[Start of section]
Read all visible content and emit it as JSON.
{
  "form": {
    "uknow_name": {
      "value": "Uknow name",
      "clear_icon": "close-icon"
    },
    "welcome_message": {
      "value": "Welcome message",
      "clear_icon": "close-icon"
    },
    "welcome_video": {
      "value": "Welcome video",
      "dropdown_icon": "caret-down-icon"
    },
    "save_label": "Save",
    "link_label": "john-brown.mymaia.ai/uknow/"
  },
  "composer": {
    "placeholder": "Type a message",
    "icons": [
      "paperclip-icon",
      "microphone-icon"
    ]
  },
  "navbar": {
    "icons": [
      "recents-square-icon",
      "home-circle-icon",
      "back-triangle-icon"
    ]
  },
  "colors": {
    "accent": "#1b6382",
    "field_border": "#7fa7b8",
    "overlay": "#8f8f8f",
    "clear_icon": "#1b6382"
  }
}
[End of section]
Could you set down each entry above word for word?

Read all visible content and emit it as JSON.
{
  "form": {
    "uknow_name": {
      "value": "Uknow name",
      "clear_icon": "close-icon"
    },
    "welcome_message": {
      "value": "Welcome message",
      "clear_icon": "close-icon"
    },
    "welcome_video": {
      "value": "Welcome video",
      "dropdown_icon": "caret-down-icon"
    },
    "save_label": "Save",
    "link_label": "john-brown.mymaia.ai/uknow/"
  },
  "composer": {
    "placeholder": "Type a message",
    "icons": [
      "paperclip-icon",
      "microphone-icon"
    ]
  },
  "navbar": {
    "icons": [
      "recents-square-icon",
      "home-circle-icon",
      "back-triangle-icon"
    ]
  },
  "colors": {
    "accent": "#1b6382",
    "field_border": "#7fa7b8",
    "overlay": "#8f8f8f",
    "clear_icon": "#1b6382"
  }
}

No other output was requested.